(THE PROBLEM) Count the lines below that contain "Happy". Give only the number.

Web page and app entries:
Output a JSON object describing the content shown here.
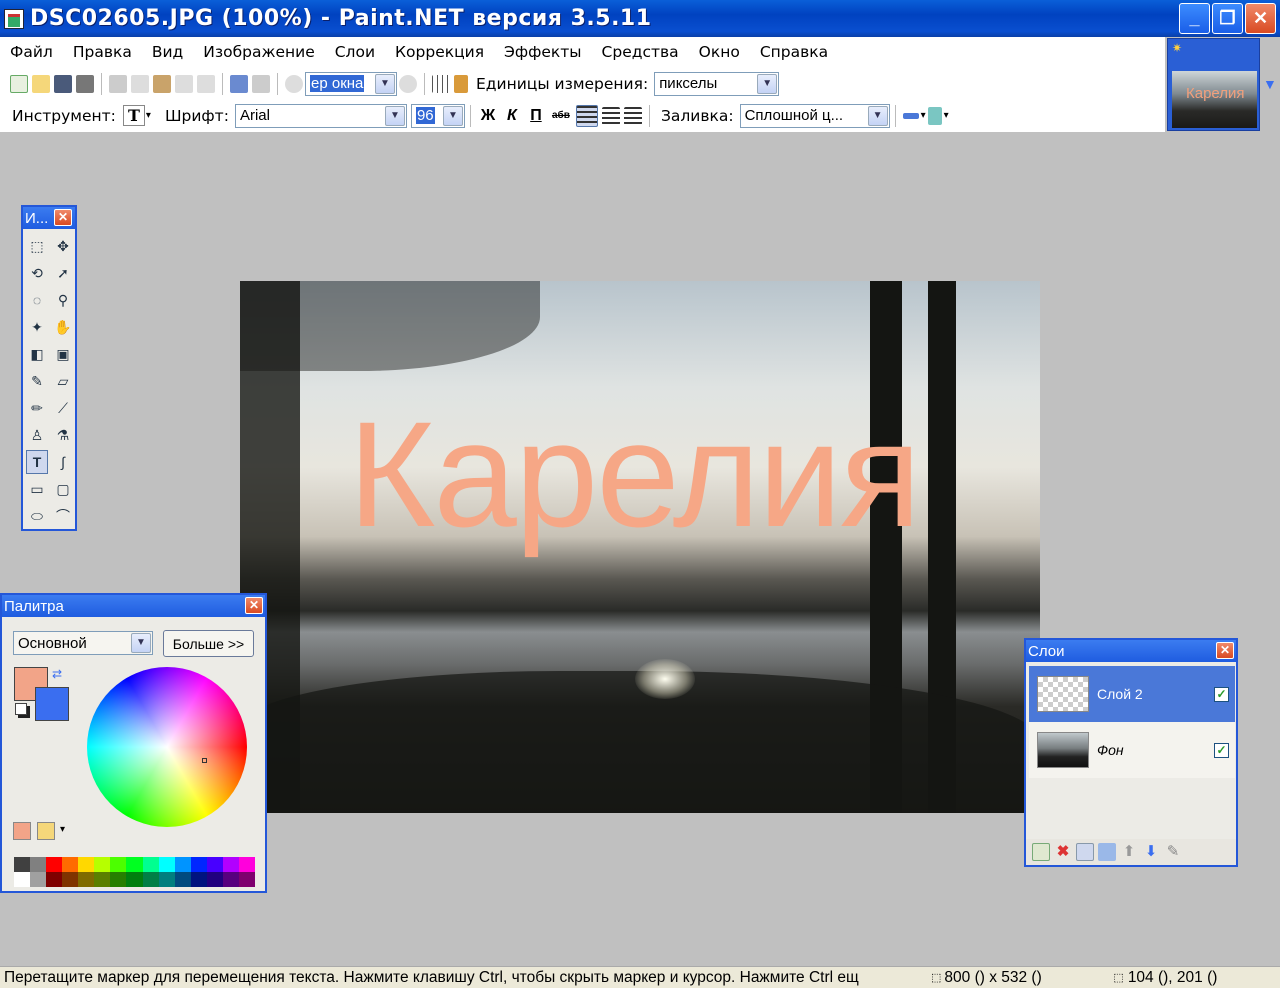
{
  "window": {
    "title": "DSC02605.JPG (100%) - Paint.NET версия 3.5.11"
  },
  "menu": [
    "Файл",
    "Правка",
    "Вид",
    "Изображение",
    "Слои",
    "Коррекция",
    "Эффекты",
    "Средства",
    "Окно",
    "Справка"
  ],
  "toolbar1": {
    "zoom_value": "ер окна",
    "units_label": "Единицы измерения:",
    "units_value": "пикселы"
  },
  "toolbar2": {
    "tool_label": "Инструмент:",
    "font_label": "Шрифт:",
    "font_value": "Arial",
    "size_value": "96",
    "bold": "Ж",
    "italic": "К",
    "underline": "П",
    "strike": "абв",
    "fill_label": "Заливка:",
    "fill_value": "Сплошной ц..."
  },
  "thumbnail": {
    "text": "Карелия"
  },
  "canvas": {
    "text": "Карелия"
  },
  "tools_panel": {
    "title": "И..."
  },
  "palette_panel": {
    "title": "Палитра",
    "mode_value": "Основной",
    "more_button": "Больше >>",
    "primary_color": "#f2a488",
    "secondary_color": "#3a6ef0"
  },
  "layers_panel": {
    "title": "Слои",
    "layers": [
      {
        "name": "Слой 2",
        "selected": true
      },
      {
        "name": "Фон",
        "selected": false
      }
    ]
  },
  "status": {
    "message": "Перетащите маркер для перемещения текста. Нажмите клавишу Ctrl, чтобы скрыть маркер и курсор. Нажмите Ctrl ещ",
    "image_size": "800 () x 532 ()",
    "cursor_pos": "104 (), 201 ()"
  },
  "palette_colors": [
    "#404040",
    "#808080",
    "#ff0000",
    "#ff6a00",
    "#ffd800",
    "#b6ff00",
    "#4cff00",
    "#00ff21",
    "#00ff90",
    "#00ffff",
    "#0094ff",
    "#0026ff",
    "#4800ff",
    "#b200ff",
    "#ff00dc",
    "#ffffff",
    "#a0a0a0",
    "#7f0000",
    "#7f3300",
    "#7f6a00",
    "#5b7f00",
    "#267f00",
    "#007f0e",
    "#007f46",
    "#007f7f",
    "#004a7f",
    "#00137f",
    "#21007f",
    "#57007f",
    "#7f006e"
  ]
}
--
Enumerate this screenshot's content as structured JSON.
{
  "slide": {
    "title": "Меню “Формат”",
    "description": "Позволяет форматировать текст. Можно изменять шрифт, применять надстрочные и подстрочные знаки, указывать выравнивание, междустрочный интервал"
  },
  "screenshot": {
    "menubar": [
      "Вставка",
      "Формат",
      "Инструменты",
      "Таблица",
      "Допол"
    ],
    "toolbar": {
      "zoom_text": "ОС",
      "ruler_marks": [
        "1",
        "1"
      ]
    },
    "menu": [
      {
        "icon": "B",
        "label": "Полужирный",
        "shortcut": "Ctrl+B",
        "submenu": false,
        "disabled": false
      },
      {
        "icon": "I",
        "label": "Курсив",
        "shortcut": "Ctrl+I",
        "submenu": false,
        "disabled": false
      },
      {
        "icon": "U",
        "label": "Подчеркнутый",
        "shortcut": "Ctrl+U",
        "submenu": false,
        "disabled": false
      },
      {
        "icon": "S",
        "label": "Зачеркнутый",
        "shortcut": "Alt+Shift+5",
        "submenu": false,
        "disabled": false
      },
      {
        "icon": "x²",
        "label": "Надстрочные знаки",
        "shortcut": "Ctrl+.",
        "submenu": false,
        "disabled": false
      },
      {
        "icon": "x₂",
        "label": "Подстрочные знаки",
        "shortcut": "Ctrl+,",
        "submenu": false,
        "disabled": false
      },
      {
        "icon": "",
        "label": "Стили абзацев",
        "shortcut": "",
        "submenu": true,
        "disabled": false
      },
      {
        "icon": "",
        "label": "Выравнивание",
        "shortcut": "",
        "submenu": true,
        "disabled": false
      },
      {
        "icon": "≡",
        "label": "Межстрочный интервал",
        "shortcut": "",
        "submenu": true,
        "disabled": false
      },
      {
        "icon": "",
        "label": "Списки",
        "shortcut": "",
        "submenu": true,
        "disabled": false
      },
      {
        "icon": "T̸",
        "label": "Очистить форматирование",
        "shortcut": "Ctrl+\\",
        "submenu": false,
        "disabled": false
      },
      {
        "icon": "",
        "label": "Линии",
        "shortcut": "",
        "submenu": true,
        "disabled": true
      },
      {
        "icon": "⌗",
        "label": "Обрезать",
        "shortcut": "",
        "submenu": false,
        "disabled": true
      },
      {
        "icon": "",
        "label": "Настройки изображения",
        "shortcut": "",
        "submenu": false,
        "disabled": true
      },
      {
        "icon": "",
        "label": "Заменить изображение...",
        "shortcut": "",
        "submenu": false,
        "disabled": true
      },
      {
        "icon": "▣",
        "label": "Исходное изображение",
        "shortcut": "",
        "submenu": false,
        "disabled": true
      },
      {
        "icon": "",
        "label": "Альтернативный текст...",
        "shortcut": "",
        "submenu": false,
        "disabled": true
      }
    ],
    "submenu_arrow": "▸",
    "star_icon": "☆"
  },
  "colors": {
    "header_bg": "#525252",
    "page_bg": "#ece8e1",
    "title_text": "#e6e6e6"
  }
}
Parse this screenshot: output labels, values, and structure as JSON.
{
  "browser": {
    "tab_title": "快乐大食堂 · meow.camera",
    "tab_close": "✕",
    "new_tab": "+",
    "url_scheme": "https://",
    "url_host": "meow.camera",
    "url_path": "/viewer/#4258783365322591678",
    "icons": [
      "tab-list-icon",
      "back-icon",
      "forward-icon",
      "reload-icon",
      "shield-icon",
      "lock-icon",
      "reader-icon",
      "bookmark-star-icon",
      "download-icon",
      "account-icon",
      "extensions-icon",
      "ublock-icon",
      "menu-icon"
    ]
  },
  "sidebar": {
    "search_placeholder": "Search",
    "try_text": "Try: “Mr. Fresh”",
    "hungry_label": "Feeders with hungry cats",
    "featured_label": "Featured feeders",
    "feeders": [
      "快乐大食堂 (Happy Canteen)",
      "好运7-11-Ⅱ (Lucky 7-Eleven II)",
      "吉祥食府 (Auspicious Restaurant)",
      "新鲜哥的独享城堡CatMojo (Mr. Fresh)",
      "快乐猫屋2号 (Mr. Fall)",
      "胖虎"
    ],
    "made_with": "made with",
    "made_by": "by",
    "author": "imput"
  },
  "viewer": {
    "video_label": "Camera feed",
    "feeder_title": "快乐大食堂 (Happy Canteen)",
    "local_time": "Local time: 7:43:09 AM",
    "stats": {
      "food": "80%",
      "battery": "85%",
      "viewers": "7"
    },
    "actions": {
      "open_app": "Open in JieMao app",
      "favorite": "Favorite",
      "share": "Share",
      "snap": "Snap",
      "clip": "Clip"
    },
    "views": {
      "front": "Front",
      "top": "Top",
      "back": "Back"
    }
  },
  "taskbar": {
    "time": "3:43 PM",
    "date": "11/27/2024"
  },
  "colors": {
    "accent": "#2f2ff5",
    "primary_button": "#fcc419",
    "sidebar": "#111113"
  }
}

(SOLUTION TO THIS PROBLEM) 2